Fennel – stimulates digestion to properly metabolize food. Indians eats fennel seeds after a meal for this reason. The entire fennel plant is edible and adds a licorice flavor to foods. Fennel is an antispasmodic (among other things) that eases infant colic, heartburn, indigestion, and irritable bowel syndrome. It also eases symptoms of pre-menstrual syndrome.
Ginger – it’s hard to say enough about ginger. This rhizome herb is anti-inflammatory and antioxidant, stimulating digestive enzymes and bile to effectively process food through the stomach and liver. You can cook it in food, drink as tea, or mix up in your next smoothie.
3. Joint Pain

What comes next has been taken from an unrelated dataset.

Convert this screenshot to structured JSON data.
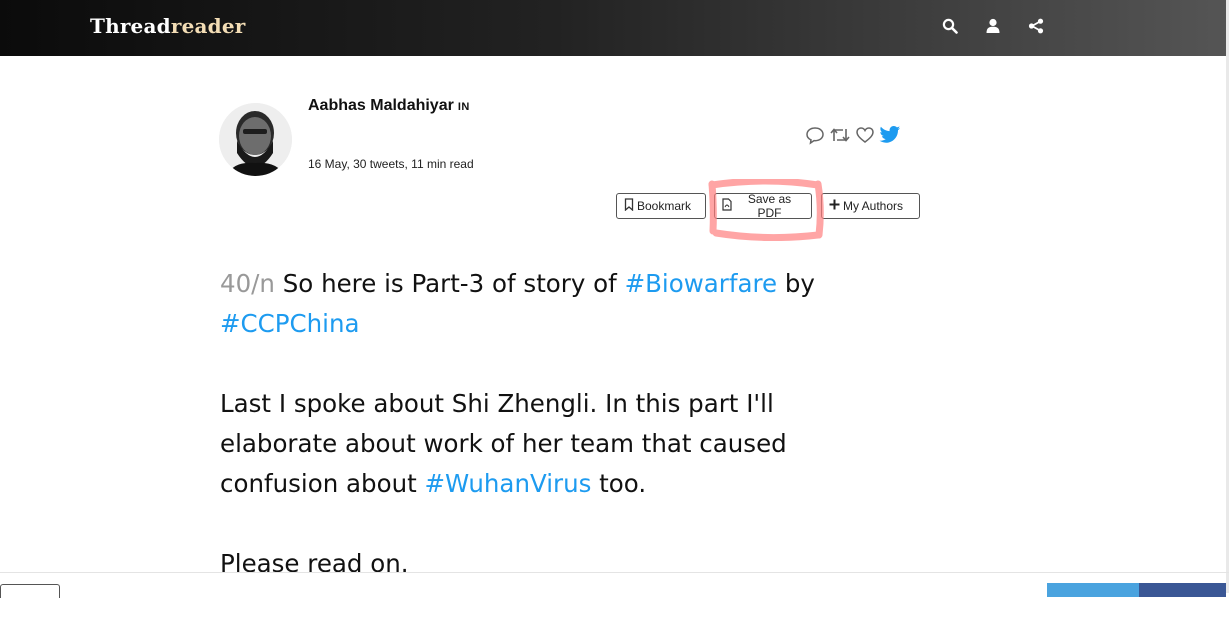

Garlic – a potent anti-inflammatory, garlic is effective inside and out. Add garlic to cooking (or eat it raw, if you can, to get the most benefit). Click here for a few remedies that will warm and soothe painful joints while reducing inflammation.
Green Tea – all true teas (i.e., not herbal) contain anti-inflammatory phytochemicals. Green tea has more flavonoids (a type of antioxidant) than other types of tea and it’s this substance that is a major contributor to green tea’s anti-inflammatory effect.
Steep green tea for at least 7 minutes before drinking to allow nutrients to release. Add some raw, unpasteurized honey if you like, for an additional anti-inflammatory.
Licorice Root – contains anti-inflammatory flavonoids that inhibit Lyso-PAF-Acetyltransferase, an enzyme that causes inflammation. Licorice root can be taken in a capsule or drunk as tea. To make your own tea (rather than store-bought in a bag), add 1 teaspoon of licorice root powder to hot water and steep for 10 minutes. Strain and drink. Licorice root is naturally sweet.
Cautions: in large amounts over time, licorice root can contribute to hypertension and low potassium. Pregnant and lactating women should not take licorice root.
With the environmental and food toxins to which we are daily exposed, we need to give ourselves a flush now and then to keep them from building up and causing harm.
Rosemary has antifungal, antiviral, and antibacterial properties. Antioxidants in rosemary protect the liver from damage and can even promote healing of cirrhosis. The liver is the body’s primary filter and everything you take into your body goes through it. Rosemary prevents damage from free radicals by activating the body’s own defense mechanisms.
In addition to its particular hepatic effects, rosemary protects the brain, improving memory, cognition, and stalling the accumulation of amyloid-beta, a protein that leads to the plaque accumulation in the brain that causes Alzheimer’s and other neurological diseases.
A hardy, aromatic herb, rosemary can be added to soups, stews, grilled proteins and vegetables, or taken as a tea.
5. Immune System Booster
Black pepper – piperine is a substance in black pepper with antioxidant properties. It’s been found to bind to immune cell receptors and increase cell viability. (14) In addition—and maybe more importantly—black pepper increases the bioavailability of other nutrients. The body can readily use many of the nutrients in food just as they are but some are more difficult to absorb. For example, turmeric is a super spice with many health benefits but is poorly metabolized as it is. Black pepper increases the body’s ability to absorb it by 2000%–a perfect pair.
Piperine also inhibits the growth of colon, breast, and other cancers. It’s effective in treating vitiligo as well, by stimulating skin pigment.
Black pepper can be added as a spice in cooking or added as a finish to foods.